         B. Rule 60(b)

         A party may move for relief via a motion filed under Rule 60(b) within a reasonable time after a judgment has been entered. Fed.R.Civ.P. 60(b). The district court has the discretion to grant such a motion for “any other reason justifying relief from the operation of the judgment.” Eberhardt v. Integrated Design & Constr., Inc., 167 F.3d 861, 872 (4th Cir. 1999). For Rule 60(b) to apply, however, “the movant must make a showing of timeliness, a meritorious defense, a lack of unfair prejudice to the opposing party, and exceptional circumstances.” Werner v. Carbo, 731 F.2d 204, 206-07 (4th Cir. 1984) (citations/footnote omitted). In the habeas context, when a prisoner claims that there has been a change in law that amounts to “extraordinary circumstances, ” the court must consider whether the change in law overruled settled precedent and whether the prisoner has been “diligen[t] in pursuing review.” Gonzalez v. Crosby, 545 U.S. 524, 536-37 (2005).

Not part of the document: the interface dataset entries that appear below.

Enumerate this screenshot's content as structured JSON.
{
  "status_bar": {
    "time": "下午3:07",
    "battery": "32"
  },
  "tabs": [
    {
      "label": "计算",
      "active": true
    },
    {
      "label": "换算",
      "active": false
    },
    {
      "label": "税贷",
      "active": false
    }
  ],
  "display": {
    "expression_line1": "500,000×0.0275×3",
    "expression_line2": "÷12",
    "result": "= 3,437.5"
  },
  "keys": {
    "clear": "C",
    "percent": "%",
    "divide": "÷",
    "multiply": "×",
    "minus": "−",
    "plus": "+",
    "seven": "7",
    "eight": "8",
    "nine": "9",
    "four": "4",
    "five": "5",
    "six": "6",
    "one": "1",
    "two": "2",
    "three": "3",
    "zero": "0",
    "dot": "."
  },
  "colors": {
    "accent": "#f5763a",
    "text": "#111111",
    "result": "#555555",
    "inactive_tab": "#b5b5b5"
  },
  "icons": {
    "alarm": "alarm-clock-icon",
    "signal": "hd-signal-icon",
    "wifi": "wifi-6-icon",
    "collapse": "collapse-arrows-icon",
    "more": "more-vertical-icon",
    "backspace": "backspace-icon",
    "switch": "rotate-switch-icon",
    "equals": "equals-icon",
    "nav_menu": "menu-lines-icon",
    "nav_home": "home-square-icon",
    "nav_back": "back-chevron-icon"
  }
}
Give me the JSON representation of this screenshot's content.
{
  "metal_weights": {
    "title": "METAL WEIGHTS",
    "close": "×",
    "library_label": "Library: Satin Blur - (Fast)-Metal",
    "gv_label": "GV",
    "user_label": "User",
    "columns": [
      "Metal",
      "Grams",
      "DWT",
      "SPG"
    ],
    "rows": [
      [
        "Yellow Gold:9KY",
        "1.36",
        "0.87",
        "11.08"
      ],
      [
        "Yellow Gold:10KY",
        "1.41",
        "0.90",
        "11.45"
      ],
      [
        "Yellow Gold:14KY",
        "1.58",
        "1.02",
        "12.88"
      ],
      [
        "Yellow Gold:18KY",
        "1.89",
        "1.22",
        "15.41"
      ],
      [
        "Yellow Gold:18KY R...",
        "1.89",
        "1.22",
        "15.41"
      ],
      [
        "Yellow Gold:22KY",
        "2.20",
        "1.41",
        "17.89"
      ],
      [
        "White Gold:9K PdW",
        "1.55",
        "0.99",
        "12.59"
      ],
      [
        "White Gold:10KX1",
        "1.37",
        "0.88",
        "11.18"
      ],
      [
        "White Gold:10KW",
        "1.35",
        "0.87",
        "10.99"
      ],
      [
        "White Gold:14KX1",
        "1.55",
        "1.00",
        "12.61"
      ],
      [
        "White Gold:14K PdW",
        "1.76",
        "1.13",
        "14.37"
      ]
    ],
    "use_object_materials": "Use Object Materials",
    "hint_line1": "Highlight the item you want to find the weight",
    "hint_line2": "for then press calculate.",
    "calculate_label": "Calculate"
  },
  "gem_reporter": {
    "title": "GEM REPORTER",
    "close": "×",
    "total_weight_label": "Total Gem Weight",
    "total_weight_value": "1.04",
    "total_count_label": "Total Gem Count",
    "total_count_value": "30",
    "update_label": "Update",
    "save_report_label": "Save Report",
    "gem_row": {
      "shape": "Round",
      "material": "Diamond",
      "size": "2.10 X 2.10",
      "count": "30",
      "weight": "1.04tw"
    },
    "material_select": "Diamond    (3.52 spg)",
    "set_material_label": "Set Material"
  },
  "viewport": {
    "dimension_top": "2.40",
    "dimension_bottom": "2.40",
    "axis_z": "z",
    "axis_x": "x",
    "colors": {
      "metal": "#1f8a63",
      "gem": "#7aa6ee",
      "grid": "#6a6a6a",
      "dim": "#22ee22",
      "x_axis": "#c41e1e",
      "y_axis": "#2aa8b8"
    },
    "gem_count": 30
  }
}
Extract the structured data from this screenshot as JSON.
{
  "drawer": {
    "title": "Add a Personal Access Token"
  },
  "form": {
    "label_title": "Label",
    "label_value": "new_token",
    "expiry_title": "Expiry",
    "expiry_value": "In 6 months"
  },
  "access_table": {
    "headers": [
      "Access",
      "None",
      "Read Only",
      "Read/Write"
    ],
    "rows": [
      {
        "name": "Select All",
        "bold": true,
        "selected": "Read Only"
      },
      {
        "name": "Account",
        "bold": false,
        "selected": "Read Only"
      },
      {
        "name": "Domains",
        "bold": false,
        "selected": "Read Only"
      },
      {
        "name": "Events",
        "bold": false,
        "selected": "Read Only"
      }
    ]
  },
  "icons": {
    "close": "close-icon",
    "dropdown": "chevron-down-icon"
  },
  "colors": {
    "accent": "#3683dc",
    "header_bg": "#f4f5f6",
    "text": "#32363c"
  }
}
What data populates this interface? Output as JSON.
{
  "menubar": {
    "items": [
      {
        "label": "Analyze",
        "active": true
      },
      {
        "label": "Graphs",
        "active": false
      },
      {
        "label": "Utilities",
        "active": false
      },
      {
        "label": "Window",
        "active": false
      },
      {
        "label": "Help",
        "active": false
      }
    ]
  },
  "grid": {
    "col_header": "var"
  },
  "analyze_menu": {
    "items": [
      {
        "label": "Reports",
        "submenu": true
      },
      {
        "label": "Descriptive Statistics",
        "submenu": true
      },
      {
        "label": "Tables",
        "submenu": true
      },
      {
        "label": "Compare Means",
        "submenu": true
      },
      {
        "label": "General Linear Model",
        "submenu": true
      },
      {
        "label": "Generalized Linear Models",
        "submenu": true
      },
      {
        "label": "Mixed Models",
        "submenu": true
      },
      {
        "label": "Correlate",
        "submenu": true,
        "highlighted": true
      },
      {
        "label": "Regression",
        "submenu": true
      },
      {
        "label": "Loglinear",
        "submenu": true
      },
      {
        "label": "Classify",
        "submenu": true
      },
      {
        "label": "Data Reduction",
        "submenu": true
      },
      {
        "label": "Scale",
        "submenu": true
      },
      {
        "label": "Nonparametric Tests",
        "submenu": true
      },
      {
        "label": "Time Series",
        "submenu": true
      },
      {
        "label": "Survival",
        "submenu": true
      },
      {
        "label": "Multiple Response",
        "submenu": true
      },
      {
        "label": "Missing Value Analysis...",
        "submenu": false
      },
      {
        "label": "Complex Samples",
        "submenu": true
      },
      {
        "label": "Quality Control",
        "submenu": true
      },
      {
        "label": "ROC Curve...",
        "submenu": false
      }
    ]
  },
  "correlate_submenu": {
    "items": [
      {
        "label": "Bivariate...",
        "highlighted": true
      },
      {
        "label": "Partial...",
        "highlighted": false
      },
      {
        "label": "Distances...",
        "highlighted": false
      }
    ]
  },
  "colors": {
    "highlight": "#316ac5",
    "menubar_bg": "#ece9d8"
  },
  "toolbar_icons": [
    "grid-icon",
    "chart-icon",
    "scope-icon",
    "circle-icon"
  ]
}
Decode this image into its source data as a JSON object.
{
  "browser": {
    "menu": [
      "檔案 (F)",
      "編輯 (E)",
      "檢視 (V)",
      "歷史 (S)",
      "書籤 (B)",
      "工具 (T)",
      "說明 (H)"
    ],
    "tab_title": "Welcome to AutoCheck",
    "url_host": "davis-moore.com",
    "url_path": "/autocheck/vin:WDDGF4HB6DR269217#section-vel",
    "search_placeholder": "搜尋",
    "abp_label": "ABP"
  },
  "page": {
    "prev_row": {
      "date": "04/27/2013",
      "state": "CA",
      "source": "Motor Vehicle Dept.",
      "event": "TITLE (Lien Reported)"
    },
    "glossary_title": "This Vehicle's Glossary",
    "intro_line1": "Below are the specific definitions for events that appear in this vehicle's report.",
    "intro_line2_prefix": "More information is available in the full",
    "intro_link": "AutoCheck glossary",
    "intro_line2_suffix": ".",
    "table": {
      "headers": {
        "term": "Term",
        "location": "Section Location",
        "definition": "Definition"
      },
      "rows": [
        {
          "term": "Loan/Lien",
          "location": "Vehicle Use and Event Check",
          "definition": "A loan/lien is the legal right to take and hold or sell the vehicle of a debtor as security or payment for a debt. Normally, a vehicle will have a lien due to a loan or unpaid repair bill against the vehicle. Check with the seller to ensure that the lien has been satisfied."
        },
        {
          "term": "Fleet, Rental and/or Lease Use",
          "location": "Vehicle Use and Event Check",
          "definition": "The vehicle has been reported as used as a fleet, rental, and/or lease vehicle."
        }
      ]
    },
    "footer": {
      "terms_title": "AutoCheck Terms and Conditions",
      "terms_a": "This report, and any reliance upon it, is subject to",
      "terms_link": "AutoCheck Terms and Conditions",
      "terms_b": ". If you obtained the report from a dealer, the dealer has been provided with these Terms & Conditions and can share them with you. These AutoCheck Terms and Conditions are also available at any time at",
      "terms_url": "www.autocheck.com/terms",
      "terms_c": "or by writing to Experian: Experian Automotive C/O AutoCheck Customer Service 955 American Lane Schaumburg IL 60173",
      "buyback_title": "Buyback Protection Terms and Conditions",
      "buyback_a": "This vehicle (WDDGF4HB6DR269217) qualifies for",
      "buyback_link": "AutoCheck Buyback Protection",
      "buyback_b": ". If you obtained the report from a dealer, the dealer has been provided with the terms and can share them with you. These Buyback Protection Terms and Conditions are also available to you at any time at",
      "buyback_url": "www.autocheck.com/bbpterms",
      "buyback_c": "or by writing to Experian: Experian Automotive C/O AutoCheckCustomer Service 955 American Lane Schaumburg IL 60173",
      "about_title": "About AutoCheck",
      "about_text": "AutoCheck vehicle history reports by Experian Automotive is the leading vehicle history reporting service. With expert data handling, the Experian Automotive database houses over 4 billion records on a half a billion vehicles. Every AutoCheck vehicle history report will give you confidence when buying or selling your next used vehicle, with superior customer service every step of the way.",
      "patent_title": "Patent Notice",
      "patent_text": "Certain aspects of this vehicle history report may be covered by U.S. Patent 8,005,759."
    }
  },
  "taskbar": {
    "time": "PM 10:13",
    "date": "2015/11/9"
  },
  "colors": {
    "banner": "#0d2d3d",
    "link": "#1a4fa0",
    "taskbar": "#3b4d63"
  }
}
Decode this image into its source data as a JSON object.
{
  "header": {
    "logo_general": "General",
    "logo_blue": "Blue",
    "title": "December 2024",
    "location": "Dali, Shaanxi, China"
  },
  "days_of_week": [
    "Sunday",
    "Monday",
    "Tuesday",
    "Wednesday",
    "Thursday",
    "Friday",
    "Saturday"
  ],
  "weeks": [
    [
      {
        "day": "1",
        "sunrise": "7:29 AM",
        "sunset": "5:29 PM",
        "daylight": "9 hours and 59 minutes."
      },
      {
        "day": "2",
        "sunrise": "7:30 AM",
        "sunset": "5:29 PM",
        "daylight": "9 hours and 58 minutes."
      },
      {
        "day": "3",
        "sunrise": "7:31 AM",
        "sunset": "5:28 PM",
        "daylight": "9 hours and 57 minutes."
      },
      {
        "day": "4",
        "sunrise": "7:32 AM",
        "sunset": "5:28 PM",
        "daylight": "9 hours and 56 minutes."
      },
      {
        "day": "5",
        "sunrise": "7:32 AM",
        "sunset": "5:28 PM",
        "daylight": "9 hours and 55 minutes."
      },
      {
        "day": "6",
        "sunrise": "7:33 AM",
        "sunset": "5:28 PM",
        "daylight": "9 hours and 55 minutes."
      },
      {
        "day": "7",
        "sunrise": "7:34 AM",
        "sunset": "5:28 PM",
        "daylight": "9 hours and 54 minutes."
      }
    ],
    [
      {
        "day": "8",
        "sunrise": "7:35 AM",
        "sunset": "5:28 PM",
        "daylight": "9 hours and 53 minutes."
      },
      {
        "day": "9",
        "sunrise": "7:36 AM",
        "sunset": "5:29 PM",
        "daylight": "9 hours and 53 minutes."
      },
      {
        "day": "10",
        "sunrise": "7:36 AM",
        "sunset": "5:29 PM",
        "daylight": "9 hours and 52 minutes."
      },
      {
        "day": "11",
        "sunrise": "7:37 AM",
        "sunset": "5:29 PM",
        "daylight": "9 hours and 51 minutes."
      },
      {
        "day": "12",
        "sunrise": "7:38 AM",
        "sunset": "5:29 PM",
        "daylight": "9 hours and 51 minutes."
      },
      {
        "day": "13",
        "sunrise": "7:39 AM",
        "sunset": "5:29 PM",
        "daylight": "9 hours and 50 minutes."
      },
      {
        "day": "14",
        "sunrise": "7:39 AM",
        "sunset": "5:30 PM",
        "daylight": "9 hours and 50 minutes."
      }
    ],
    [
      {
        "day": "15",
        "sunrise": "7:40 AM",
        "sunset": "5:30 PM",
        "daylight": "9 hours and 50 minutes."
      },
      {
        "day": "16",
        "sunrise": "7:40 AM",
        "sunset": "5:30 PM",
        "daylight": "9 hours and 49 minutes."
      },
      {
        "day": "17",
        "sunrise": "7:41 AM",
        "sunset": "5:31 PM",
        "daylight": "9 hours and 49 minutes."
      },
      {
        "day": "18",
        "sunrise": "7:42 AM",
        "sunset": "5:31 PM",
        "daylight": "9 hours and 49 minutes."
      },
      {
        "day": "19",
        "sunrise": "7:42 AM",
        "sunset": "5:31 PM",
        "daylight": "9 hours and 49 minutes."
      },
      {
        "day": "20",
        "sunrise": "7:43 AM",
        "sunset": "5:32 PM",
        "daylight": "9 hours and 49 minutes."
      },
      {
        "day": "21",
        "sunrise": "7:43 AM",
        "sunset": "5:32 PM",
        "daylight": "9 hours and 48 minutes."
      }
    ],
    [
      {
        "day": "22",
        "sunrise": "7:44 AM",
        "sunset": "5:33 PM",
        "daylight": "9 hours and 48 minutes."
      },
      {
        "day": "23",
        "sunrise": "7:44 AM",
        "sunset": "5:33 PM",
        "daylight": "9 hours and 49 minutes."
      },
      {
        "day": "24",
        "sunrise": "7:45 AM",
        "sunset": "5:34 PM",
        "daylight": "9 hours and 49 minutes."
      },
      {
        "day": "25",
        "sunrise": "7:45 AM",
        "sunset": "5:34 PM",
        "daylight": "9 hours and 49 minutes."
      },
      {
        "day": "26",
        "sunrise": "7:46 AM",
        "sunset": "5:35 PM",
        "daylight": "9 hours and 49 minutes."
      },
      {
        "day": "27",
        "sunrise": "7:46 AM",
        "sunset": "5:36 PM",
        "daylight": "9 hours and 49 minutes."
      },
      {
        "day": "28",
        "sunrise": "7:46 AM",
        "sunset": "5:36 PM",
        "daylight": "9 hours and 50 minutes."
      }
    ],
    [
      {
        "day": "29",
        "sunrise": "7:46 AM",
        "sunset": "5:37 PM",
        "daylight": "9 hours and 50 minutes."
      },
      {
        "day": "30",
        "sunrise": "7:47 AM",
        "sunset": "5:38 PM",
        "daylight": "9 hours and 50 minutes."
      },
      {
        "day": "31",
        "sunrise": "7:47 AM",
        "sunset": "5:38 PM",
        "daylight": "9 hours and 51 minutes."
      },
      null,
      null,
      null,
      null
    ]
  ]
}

         Federal habeas corpus petitioners may not use a Rule 60(b) motion to assert a claim attacking the merits of their state convictions. Id. at 538. A proper Rule 60(b) motion is one that attacks “some defect in the integrity of the federal habeas proceedings.” Id. at 532 (footnote omitted); see United States v. Winestock, 340 F.3d 200, 207 (4th Cir. 2003) (explaining, “a motion directly attacking the prisoner's conviction or sentence will usually amount to a successive application, while a motion seeking a remedy for some defect in the collateral review process will generally be deemed a proper motion to reconsider”). The Supreme Court has defined a claim attacking the merits of a state conviction as “an asserted federal basis for relief from a state court's judgment of conviction.” Gonzalez, 545 U.S. at 530. Additionally, a Rule 60(b) motion will “bring a ‘claim' if it attacks the federal court's previous resolution of a claim on the merits, since alleging that the court erred in denying habeas relief on the merits is effectively indistinguishable from alleging that the movant is, under the substantive provisions of the statutes, entitled to habeas relief.” Id. at 532 (footnote omitted).

         The Fourth Circuit has warned that “district courts must treat Rule 60(b) motions as successive collateral review applications when failing to do so would allow the applicant to evade the bar against relitigation of claims presented in a prior application or the bar against litigation of claims not presented in a prior application.” Winestock, 340 F.3d at 206 (citations omitted). If the motion is “tantamount to [a] successive application[], ” the district court “must either dismiss the motion for ...


Buy This Entire Record For $7.95

Download the entire decision to receive the complete text, official citation,
docket number, dissents and concurrences, and footnotes for this case.

Learn more about what you receive with purchase of this case.